Final - Masato SUMI df. Takahiro TSURUDA, 6-1
3rd Place - Kanta SHIOKAWA df. Ryota NASUKAWA, 3-1
3rd Place - Ryosei OGATA df. Kaito MIYAMOTO by Fall, 2:27 (2-5)
130kg (10 entries)
Final - Arata SONODA df. Ryota KONO by TF, 9-0, 1:52
3rd Place - Shoma SUZUKI df. Tsuyoki HISAKA, 5-1
3rd Place - Sota OKUMURA df. Keita BANCHI by Def.
50kg (25 entries)
Yuki IRIE df. Remina YOSHIMOTO, 4-1
Yui SUSAKI df. Eri TOSAKA, 6-0
53kg (14 entries)
Final - Haruna OKUNO df. Nanami IRIE, 3-2
3rd Place - Umi IMAI df. Yuka YAGO, 7-5
3rd Place - Yumi SHIMONO df. Yu MIYAHARA by Def.
57kg (8 entries)
Final - Sae NANJO df. Akie HANAI, 4-0
3rd Place - Sena NAGAMOTO df. Chiho HAMADA, 7-6
3rd Place - Hanako SAWA df. Wakana OTA by TF, 10-0, 5:09
62kg (11 entries)
Final - Ami ISHII df. Atena KODAMA, 4-2
3rd Place - Yuzuru KUMANO df. Suzu YABIKU by Fall, 1:22 (4-0)
3rd Place - Kumi IRIE df. Yui SAKANO, 4-1
68kg (9 entries)
Miwa MORIKAWA df. Sara DOSHO, 9-2
Naruha MATSUYUKI df. Masako FURUICHI, 3-0
72kg (3 entries)
Round-Robin, Final Standings
1. Mei SHINDO (2-0)
2. Kanon KOBAYASHI (1-1)

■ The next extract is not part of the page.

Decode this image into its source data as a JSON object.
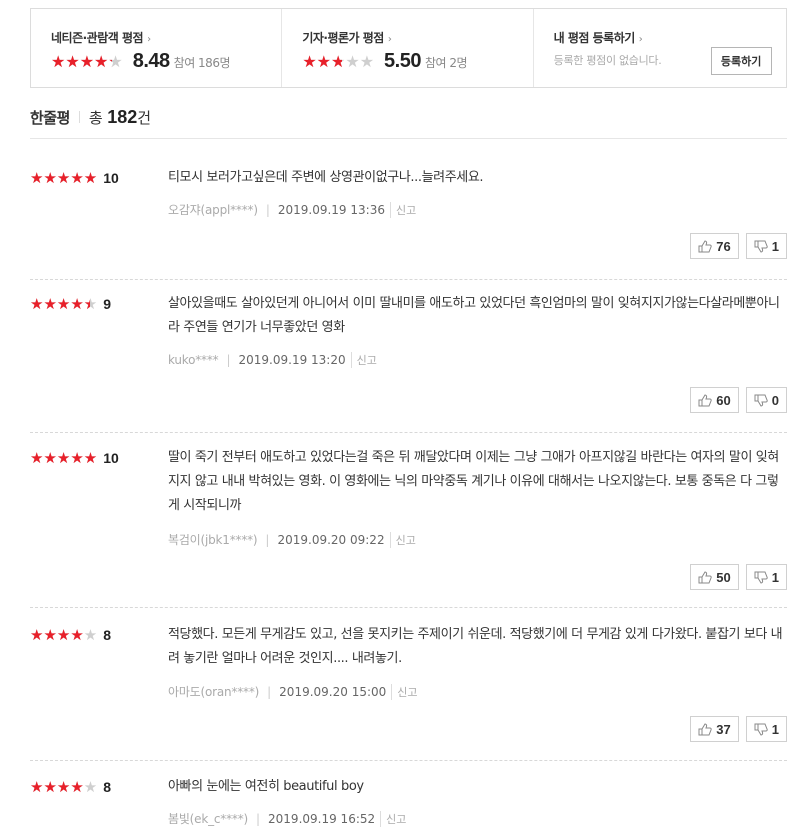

3. Mai HAYAKAWA (0-2).
Key match: Mei SHINDO df. Kanon KOBAYASHI by Fall, 2:20 (5-0)